James Clark has announced the release of an initial working draft specification for RELAX NG. Edited by James Clark and Makoto MURATA for the OASIS TC, this working draft is not [yet] an official committee work product; comments are invited. The document presents "the definitive specification of RELAX NG, a simple schema language for XML, based on RELAX and TREX. A RELAX NG schema specifies a pattern for the structure and content of an XML document. The WD specifies (1) when an XML document is a correct RELAX NG schema, and (2) when an XML document is valid with respect to a correct RELAX NG schema. Section 2 describes the RELAX NG data model, which is the abstraction of an XML document used throughout the rest of the document. Section 3 describes the syntax of a RELAX NG schema; any correct RELAX NG schema must conform to this syntax. Section 4 describes a sequence of transformations that are applied to simplify a RELAX NG schema; applying the transformations also involves checking certain restrictions that must be satisfied by a correct RELAX NG schema. Section 5 describes the syntax that results from applying the transformations; this simple syntax is a subset of the full syntax. Section 6 describes the semantics of a correct RELAX NG schema that uses the simple syntax; the semantics specify when an element is valid with respect to a RELAX NG schema. Section 7 describes restrictions in terms of the simple syntax; a correct RELAX NG schema must be such that, after transformation into the simple form, it satisfies these restrictions. Finally, Section 8 describes conformance requirements for RELAX NG validators." Appendix A supplies the proposed RELAX NG schema for RELAX NG.

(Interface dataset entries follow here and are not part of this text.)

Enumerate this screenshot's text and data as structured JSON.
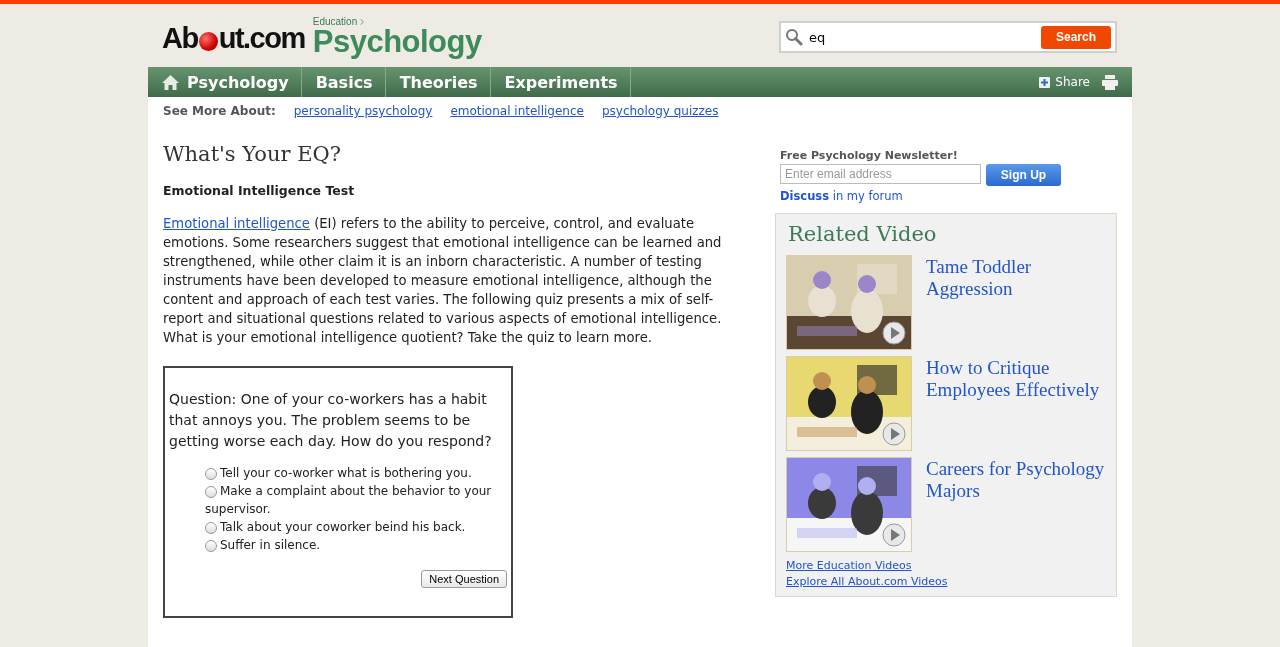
{
  "header": {
    "logo": {
      "before": "Ab",
      "after": "ut.com"
    },
    "breadcrumb": "Education",
    "site": "Psychology",
    "search": {
      "value": "eq",
      "button": "Search"
    }
  },
  "nav": {
    "items": [
      {
        "label": "Psychology",
        "home": true
      },
      {
        "label": "Basics",
        "home": false
      },
      {
        "label": "Theories",
        "home": false
      },
      {
        "label": "Experiments",
        "home": false
      }
    ],
    "share": "Share"
  },
  "see_more": {
    "label": "See More About:",
    "links": [
      "personality psychology",
      "emotional intelligence",
      "psychology quizzes"
    ]
  },
  "article": {
    "title": "What's Your EQ?",
    "subtitle": "Emotional Intelligence Test",
    "intro_link": "Emotional intelligence",
    "intro_text": " (EI) refers to the ability to perceive, control, and evaluate emotions. Some researchers suggest that emotional intelligence can be learned and strengthened, while other claim it is an inborn characteristic. A number of testing instruments have been developed to measure emotional intelligence, although the content and approach of each test varies. The following quiz presents a mix of self-report and situational questions related to various aspects of emotional intelligence. What is your emotional intelligence quotient? Take the quiz to learn more."
  },
  "quiz": {
    "question": "Question: One of your co-workers has a habit that annoys you. The problem seems to be getting worse each day. How do you respond?",
    "options": [
      {
        "label": "Tell your co-worker what is bothering you.",
        "selected": false
      },
      {
        "label": "Make a complaint about the behavior to your supervisor.",
        "selected": false
      },
      {
        "label": "Talk about your coworker beind his back.",
        "selected": false
      },
      {
        "label": "Suffer in silence.",
        "selected": false
      }
    ],
    "button": "Next Question"
  },
  "newsletter": {
    "title": "Free Psychology Newsletter!",
    "placeholder": "Enter email address",
    "button": "Sign Up",
    "discuss": "Discuss",
    "discuss_rest": "in my forum"
  },
  "related_video": {
    "title": "Related Video",
    "videos": [
      {
        "title": "Tame Toddler Aggression",
        "kind": "picture"
      },
      {
        "title": "How to Critique Employees Effectively",
        "kind": "picture"
      },
      {
        "title": "Careers for Psychology Majors",
        "kind": "picture"
      }
    ],
    "links": [
      "More Education Videos",
      "Explore All About.com Videos"
    ]
  }
}
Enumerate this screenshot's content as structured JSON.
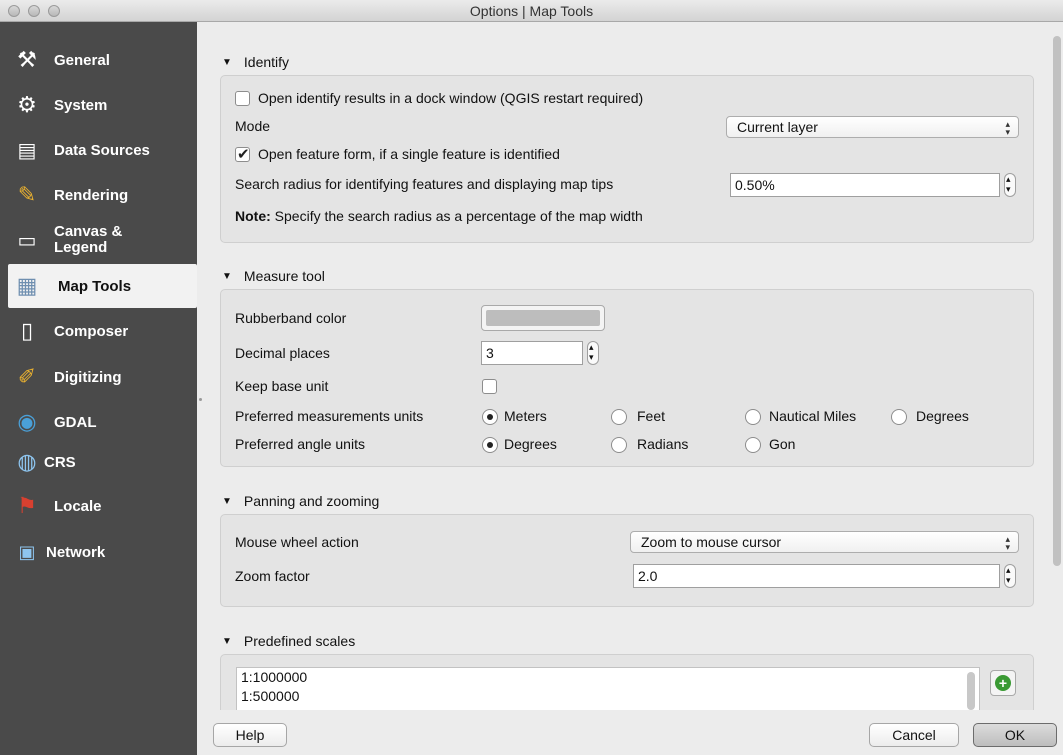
{
  "window": {
    "title": "Options | Map Tools"
  },
  "sidebar": {
    "items": [
      {
        "label": "General",
        "icon": "tools-icon"
      },
      {
        "label": "System",
        "icon": "gears-icon"
      },
      {
        "label": "Data Sources",
        "icon": "table-icon"
      },
      {
        "label": "Rendering",
        "icon": "brush-icon"
      },
      {
        "label": "Canvas & Legend",
        "icon": "canvas-icon"
      },
      {
        "label": "Map Tools",
        "icon": "map-tools-icon"
      },
      {
        "label": "Composer",
        "icon": "composer-icon"
      },
      {
        "label": "Digitizing",
        "icon": "digitizing-icon"
      },
      {
        "label": "GDAL",
        "icon": "gdal-icon"
      },
      {
        "label": "CRS",
        "icon": "globe-icon"
      },
      {
        "label": "Locale",
        "icon": "flag-icon"
      },
      {
        "label": "Network",
        "icon": "network-icon"
      }
    ],
    "active": "Map Tools"
  },
  "identify": {
    "title": "Identify",
    "dock_label": "Open identify results in a dock window (QGIS restart required)",
    "dock_checked": false,
    "mode_label": "Mode",
    "mode_value": "Current layer",
    "feature_form_label": "Open feature form, if a single feature is identified",
    "feature_form_checked": true,
    "radius_label": "Search radius for identifying features and displaying map tips",
    "radius_value": "0.50%",
    "note_bold": "Note:",
    "note_text": " Specify the search radius as a percentage of the map width"
  },
  "measure": {
    "title": "Measure tool",
    "rubberband_label": "Rubberband color",
    "rubberband_color": "#bdbdbd",
    "decimal_label": "Decimal places",
    "decimal_value": "3",
    "keep_base_label": "Keep base unit",
    "keep_base_checked": false,
    "units_label": "Preferred measurements units",
    "units_options": [
      "Meters",
      "Feet",
      "Nautical Miles",
      "Degrees"
    ],
    "units_selected": "Meters",
    "angle_label": "Preferred angle units",
    "angle_options": [
      "Degrees",
      "Radians",
      "Gon"
    ],
    "angle_selected": "Degrees"
  },
  "panning": {
    "title": "Panning and zooming",
    "wheel_label": "Mouse wheel action",
    "wheel_value": "Zoom to mouse cursor",
    "zoom_label": "Zoom factor",
    "zoom_value": "2.0"
  },
  "scales": {
    "title": "Predefined scales",
    "items": [
      "1:1000000",
      "1:500000"
    ]
  },
  "buttons": {
    "help": "Help",
    "cancel": "Cancel",
    "ok": "OK"
  }
}
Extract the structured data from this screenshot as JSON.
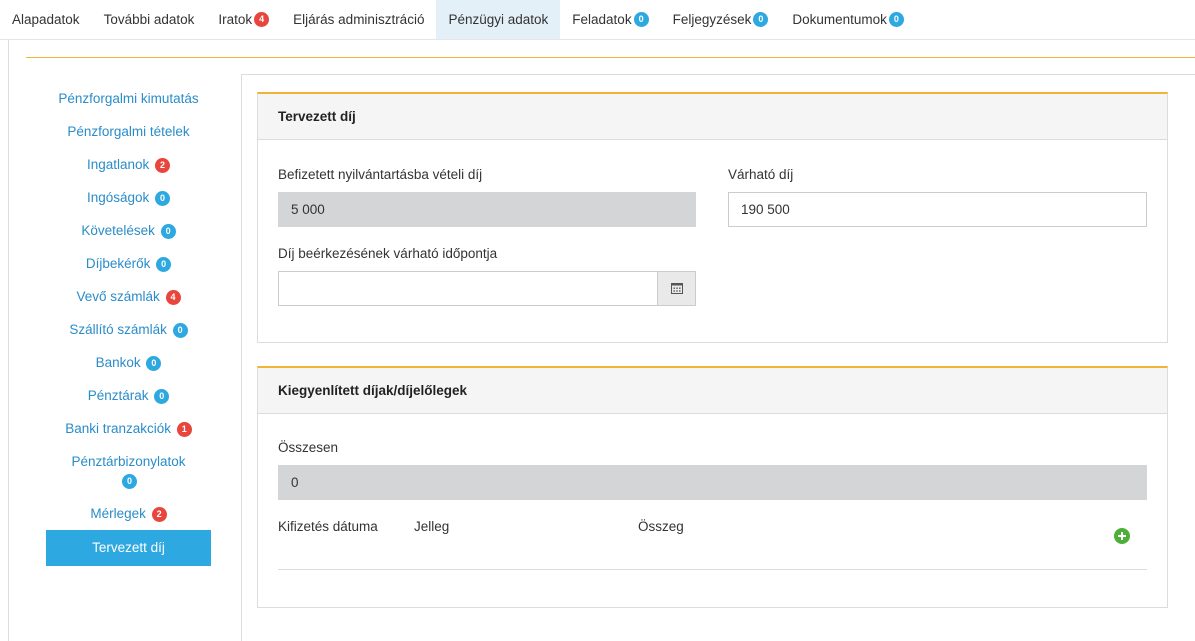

Excerpt from section 2, 'Data model': "RELAX NG deals with XML documents representing both schemas and instances through an abstract data model. XML documents representing schemas and instances must be well-formed in conformance with and must conform to the constraints of XML Namespaces. An XML document is represented by an element. An element consists of (1) a name; (2) a context; (3) an unordered collection of attributes; (4) an ordered sequence of zero or more children; each child is either an element or a non-empty string; the sequence never contains two consecutive strings... The element for an XML document is constructed from an instance of the XML Infoset as follows; we use the notation [x] to refer to the value of the x property of an information item. An element is constructed from a document information item by constructing an element from the [document element]. An element is constructed from an element information item by constructing the name from the [namespace name] and [local name], the context from the [base URI] and [in-scope namespaces], the attributes from the [attributes], and the children from the [children]. The attributes of an element are constructed from the unordered set of attribute information items by constructing an attribute for each attribute information item. The children of an element are constructed from the list of child information items first by removing information items other than element information items and character information items, and then by constructing an element for each element information item in the list and a string for each maximal sequence of character information items. An attribute is constructed from an attribute information item by constructing the name from the [namespace name] and [local name], and the value from the [normalized value]. When constructing the name of an element or attribute from the [namespace name] and [local name], if the [namespace name] property is not present, then the name is constructed from an empty string and the [local name]. A string is constructed from a sequence of character information items by constructing a character from the [character code] of each character information item..."